What is the Scarcity Mentality?

Psychology Today published an article on the mental implications of scarcity; The author investigates what happens to our minds and how does this impact our behaviors when we feel we have too little and concludes that scarcity establishes a playground for envy. In a big household, where the sibs share everything- including the same birthday- it is easy to see why there may be an innate drive to be the “fittest” and a natural urgency to collect, store, indulge, and remain in the proverbial spotlight.

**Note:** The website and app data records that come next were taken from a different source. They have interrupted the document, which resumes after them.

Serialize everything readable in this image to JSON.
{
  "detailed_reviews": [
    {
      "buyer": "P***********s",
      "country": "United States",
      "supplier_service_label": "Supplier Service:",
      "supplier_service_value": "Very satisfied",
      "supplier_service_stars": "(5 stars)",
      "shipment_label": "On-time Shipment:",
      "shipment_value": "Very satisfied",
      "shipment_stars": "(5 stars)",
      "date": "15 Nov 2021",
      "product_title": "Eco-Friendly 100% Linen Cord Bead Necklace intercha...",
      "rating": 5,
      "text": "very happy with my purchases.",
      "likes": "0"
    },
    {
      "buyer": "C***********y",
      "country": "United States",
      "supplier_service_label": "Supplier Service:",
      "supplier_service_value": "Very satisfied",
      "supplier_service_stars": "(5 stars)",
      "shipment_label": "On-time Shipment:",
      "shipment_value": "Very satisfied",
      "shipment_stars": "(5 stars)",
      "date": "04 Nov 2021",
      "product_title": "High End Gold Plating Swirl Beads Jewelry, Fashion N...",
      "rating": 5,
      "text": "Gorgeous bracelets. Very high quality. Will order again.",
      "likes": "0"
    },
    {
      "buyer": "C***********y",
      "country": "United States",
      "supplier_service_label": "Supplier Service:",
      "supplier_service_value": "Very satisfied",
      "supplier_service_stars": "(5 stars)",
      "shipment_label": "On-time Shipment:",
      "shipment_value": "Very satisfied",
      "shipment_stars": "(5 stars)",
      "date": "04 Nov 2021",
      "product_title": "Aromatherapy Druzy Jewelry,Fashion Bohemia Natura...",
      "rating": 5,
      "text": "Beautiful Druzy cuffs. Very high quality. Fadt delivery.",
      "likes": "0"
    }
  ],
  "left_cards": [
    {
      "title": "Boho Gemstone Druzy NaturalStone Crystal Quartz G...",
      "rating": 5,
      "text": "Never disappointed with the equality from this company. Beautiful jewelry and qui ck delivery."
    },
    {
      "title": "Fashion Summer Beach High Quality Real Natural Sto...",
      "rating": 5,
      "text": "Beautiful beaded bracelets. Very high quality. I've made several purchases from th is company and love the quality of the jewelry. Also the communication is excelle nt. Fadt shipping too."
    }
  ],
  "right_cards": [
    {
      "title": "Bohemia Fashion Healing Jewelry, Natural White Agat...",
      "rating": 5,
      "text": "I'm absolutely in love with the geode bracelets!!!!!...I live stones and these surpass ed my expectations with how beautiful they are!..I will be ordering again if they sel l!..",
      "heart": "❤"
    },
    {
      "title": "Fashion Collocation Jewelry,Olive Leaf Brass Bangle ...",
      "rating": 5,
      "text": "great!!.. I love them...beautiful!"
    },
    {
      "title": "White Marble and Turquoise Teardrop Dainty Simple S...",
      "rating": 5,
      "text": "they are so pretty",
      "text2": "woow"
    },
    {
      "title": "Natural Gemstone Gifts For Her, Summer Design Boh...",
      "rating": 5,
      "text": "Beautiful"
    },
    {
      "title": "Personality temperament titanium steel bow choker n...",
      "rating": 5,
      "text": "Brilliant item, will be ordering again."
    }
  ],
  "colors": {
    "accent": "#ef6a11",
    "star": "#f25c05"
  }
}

We made and make efforts to allow each of the V5 to be an individual; while this is good and was founded in good intention, I believe it may provide fodder for the rivalry. For example, each quint basically has their own brand… Lily loves green, is the biggest fan of the Paw Patrol by far and is known for her collection of horses whereas Ellie is the family’s “cat lady” and has not lived a day in her life in any color except for pink. Again, I believe this is good, it provides a source for identity but has it also promoted a sense of scarcity? Are there limited favorite colors, animals, favorite hobbies, etc? I’m uncertain on how they view this but am also curious if they perceive a scarcity of Daddy’s attention, special time with Mom and warm and fuzzy snuggles with Nana.

In my study on scarcity, I also learned that it can propel individuals to action. When there is abundant time then there is no urgency to learn, explore and achieve. So, how do we preserve the benefits of scarcity while encouraging an abundance mentality?

What is the Abundance Mentality?

Dr. Stephen Covey, author of the Seven Habits of Highly Effective People, shares that the scarcity mentality is a “zero-sum paradigm” and that individuals who are rutted in this mindset have a difficult time sharing both recognition and power whereas the “Abundance Mentality” is a product of personal security. This alternative mentality is the paradigm of plenty with enough to share. This security permits the sharing of self and resources to benefit the greater whole, the team, the family.

Every parent who knows love – agape love (Psalm 86:15; John 3:16) – knows that it can be given and received infinitely to a child; it is unconditional. Love is a universal language which surpasses our understanding. A mother’s love starts long before conception and truly never ends. I believe it originates when one is a little girl and she finds joy in taking care of another. I want my children to know this at the core of their beings. Mommy will always love them.

How can we foster Abundance?

Like other parents and caregivers, I want my children to know who they are, that they are loved and that there is enough of most things, whether it be what’s for dinner, toys, crayons, etc. to go around. How can we foster the abundance mentality in our homes so we can help our children to identify the appropriate time for competition and teach them to see win:win solutions? Leaders in this area suggest the following:

  • Model Appreciation. Say please and thank you and mean it. Demonstrate the value that we have in others for what they say and do.

 

  • Remind ourselves and others that there is more than enough. In the day and age of social media, comparing yourself to others is an epidemic but it can be stopped with a choice. We must stop the envy, the peeking at the “greener” grass next door, and embrace a culture of inclusion and attitude of gratitude.

 

  • Seek Opportunity with Optimism. Be the “glass is half full” person that people like to be around. Choose to see hardships as opportunities for progress, not unattainable perfection.

 

  • Be the Change. I love this quote made by Gandhi in years passed because of its truth. We need to give more of what we want. Our children are constantly watching and learning. We can foster gratitude and abundance by giving; giving our time, talents and treasures away.

 

In closing, I wish all of you mothers and blessed Mother’s Day filled with smiles, happy tears and memories that will last a lifetime.